* ''VideoGame/TheMatrixOnline'': Hacking. Building on the ''Franchise/{{Matrix}}'' films' exploration of MagicFromTechnology, with certain characters managing to exhibit supernatural abilities by transcending the limitations of the Matrix's code, the game introduces an entire character class built around casting spells by hacking into the Matrix's code from within. Every "spell" is accompanied by an explosion of green binary code, just to remind players that it's not ''really'' magic.
* In the ''VideoGame/{{Shinobi}}'' series, "ninjutsu" is the name generally used to describe special magical attacks based on fire, lightning, etc.
* ''VideoGame/{{Inindo}}'' has ninjutsu as one of the three types of magic, consisting of ElementalPowers.

[[folder:Web Animation]]
* ''{{WebAnimation/RWBY}}'': Subverted. WordOfGod states that Dust was used in place of magic to intentionally avoid using the word during [[http://youtu.be/D8o4neUbtcc?t=29m48s their RTX panel]]. However, since then, he, and the rest of the staff, have freely described certain characters as "mages".

* ''Webcomic/GirlGenius'': The Spark. Semi-example. The machines are powered by science, but you have to be born with the mysterious "spark" to make them work, and once you do, you can kind of bend the laws of physics. It's not clear to what extent, though, since the technology is never clearly explained.
** The old stories and legends of the settings current SteamPunk era include magic using figures (explicitly as ancestors to the "modern" scientists), hinting that the Spark may indeed be some kind of RealityWarper power which manifests through the individual's understanding of how the world works (ie. people used to believe in magic, so Sparks did magic, science has replaced that worldview, so Sparks do science).
** Before the main plot kicks off and keeps him busy, the Baron used his (very limited) free time working on a side project where he was actually experimenting on the brains of Sparks (namely those who were too dangerous to let live anyway) to try to determine the origin of the phenomenon.
* Initally, ''Webcomic/TalesOfTheQuestor'' used "Lux" and "magic" indiscriminately. Then they decided to ban the latter term and stop styling themselves “wizards” because [[ClarkesThirdLaw it's only magic to other people]], and those go by the principle most monotheistic religions have that MagicIsEvil.
* ''Webcomic/GunnerkriggCourt'': Ether; [[SufficientlyAnalyzedMagic etheric science]]. A case of insistent terminology by the Court, as opposed to the creatures of the forest.
* In ''Webcomic/{{Unsounded}}'', the world's FunctionalMagic is called "pymary". WordOfGod justifies this, though, saying that the word "magic" implies something mystical and unknown. Pymary may look supernatural to us, but in the world of Unsounded, [[SufficientlyAnalyzedMagic it's an ordinary fact of life]].
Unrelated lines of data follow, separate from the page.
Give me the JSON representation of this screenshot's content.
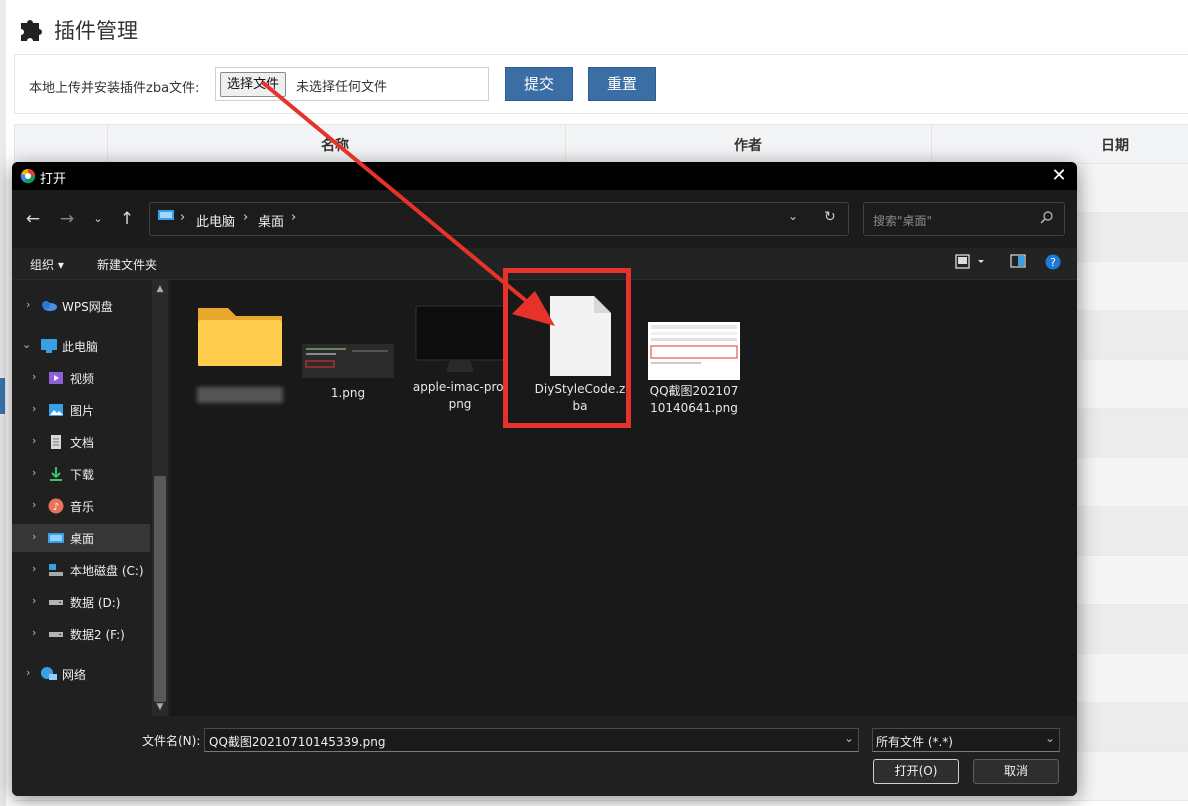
{
  "page": {
    "title": "插件管理",
    "upload_label": "本地上传并安装插件zba文件:",
    "choose_file_label": "选择文件",
    "no_file_text": "未选择任何文件",
    "submit_label": "提交",
    "reset_label": "重置",
    "table_headers": [
      "名称",
      "作者",
      "日期"
    ]
  },
  "dialog": {
    "title": "打开",
    "breadcrumb": [
      "此电脑",
      "桌面"
    ],
    "search_placeholder": "搜索\"桌面\"",
    "toolbar": {
      "organize": "组织",
      "new_folder": "新建文件夹"
    },
    "sidebar": [
      {
        "label": "WPS网盘",
        "icon": "cloud-icon"
      },
      {
        "label": "此电脑",
        "icon": "computer-icon"
      },
      {
        "label": "视频",
        "icon": "video-icon"
      },
      {
        "label": "图片",
        "icon": "picture-icon"
      },
      {
        "label": "文档",
        "icon": "document-icon"
      },
      {
        "label": "下载",
        "icon": "download-icon"
      },
      {
        "label": "音乐",
        "icon": "music-icon"
      },
      {
        "label": "桌面",
        "icon": "desktop-icon"
      },
      {
        "label": "本地磁盘 (C:)",
        "icon": "drive-icon"
      },
      {
        "label": "数据 (D:)",
        "icon": "drive-icon"
      },
      {
        "label": "数据2 (F:)",
        "icon": "drive-icon"
      },
      {
        "label": "网络",
        "icon": "network-icon"
      }
    ],
    "files": [
      {
        "name": "",
        "icon": "folder-icon"
      },
      {
        "name": "1.png",
        "icon": "image-thumbnail"
      },
      {
        "name": "apple-imac-pro.png",
        "icon": "imac-thumbnail"
      },
      {
        "name": "DiyStyleCode.zba",
        "icon": "blank-file-icon"
      },
      {
        "name": "QQ截图20210710140641.png",
        "icon": "screenshot-thumbnail"
      }
    ],
    "filename_label": "文件名(N):",
    "filename_value": "QQ截图20210710145339.png",
    "filetype_value": "所有文件 (*.*)",
    "open_label": "打开(O)",
    "cancel_label": "取消"
  },
  "colors": {
    "accent": "#3b6ea5",
    "highlight": "#e5322b",
    "dialog_bg": "#202020"
  }
}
[[folder:Web Original]]
* At no point in ''Literature/FunnyBusiness'' are Jeannette's RealityWarper powers called magic, even though that's what most people the characters' ages would think to call the ability to ignore the laws of physics at will. They're generically called her "abilities" or "powers" instead.
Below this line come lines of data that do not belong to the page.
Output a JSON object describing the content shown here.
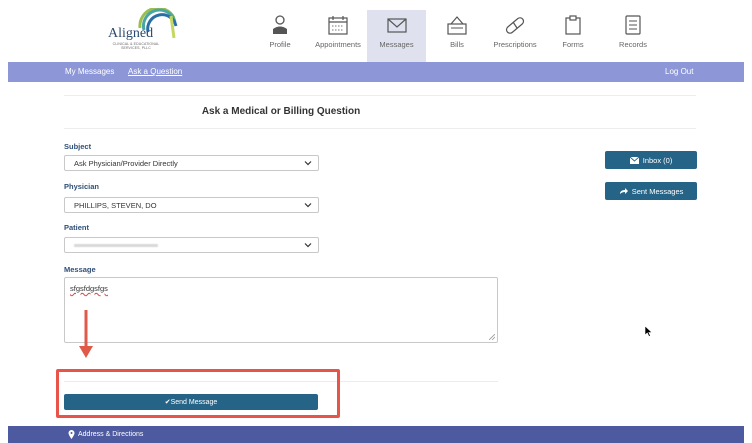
{
  "brand": {
    "name": "Aligned",
    "tagline": "CLINICAL & EDUCATIONAL SERVICES, PLLC"
  },
  "nav": [
    {
      "label": "Profile",
      "icon": "profile-icon"
    },
    {
      "label": "Appointments",
      "icon": "calendar-icon"
    },
    {
      "label": "Messages",
      "icon": "envelope-icon",
      "active": true
    },
    {
      "label": "Bills",
      "icon": "bills-icon"
    },
    {
      "label": "Prescriptions",
      "icon": "pill-icon"
    },
    {
      "label": "Forms",
      "icon": "clipboard-icon"
    },
    {
      "label": "Records",
      "icon": "records-icon"
    }
  ],
  "subnav": {
    "my_messages": "My Messages",
    "ask_question": "Ask a Question",
    "logout": "Log Out"
  },
  "page": {
    "title": "Ask a Medical or Billing Question"
  },
  "form": {
    "subject_label": "Subject",
    "subject_value": "Ask Physician/Provider Directly",
    "physician_label": "Physician",
    "physician_value": "PHILLIPS, STEVEN, DO",
    "patient_label": "Patient",
    "message_label": "Message",
    "message_value": "sfgsfdgsfgs",
    "send_label": "✔Send Message"
  },
  "sidebar": {
    "inbox_label": "Inbox (0)",
    "sent_label": "Sent Messages"
  },
  "footer": {
    "address_label": "Address & Directions"
  },
  "colors": {
    "subnav": "#8d97d8",
    "button": "#266487",
    "footer": "#4e5aa0",
    "highlight": "#e8544a",
    "label": "#2f4f77"
  }
}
* The debate between magic-users and scientists in the WebOriginal/WhateleyUniverse whether magic is just "psychic powers" or whether psychics in turn are just this trope keeps going. In the meantime, a new approach called "pattern theory" offers potential insight into where superpowers in the setting come from ''in general'', but is still very much in its embryonic stage as well as apparently [[MindScrew nigh incomprehensible]] to most people.
* [[http://tvtropes.org/pmwiki/pmwiki.php/Literature/Prolecto Prolecto]] has the abilities of angels, demons, and members of certain sects of the Survivalist Project. [[spoiler: Like Kayla.]]
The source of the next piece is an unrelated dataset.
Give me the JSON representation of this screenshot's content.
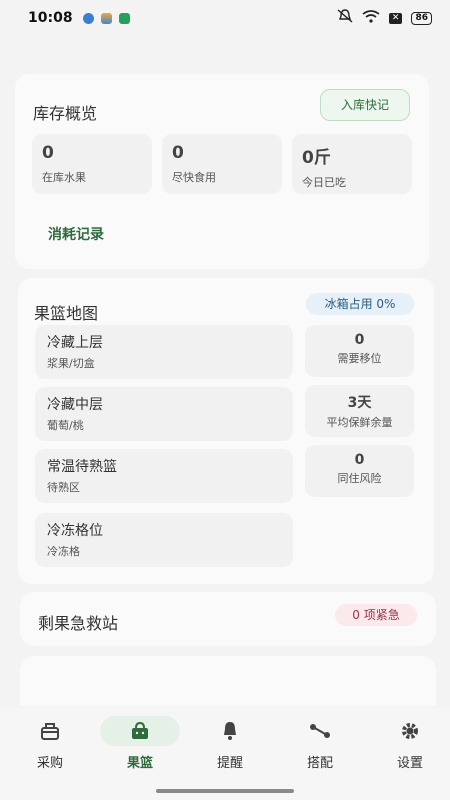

[[folder:Western Animation]]
* ''WesternAnimation/AvatarTheLastAirbender'': Bending. Lampshaded in the very first episode:
-->'''Sokka''': Why is it that every time you play with magic water, I get soaked?\\
'''Katara''': It's not magic, it's waterbending.\\
'''Sokka''': Yeah, yeah, whatever.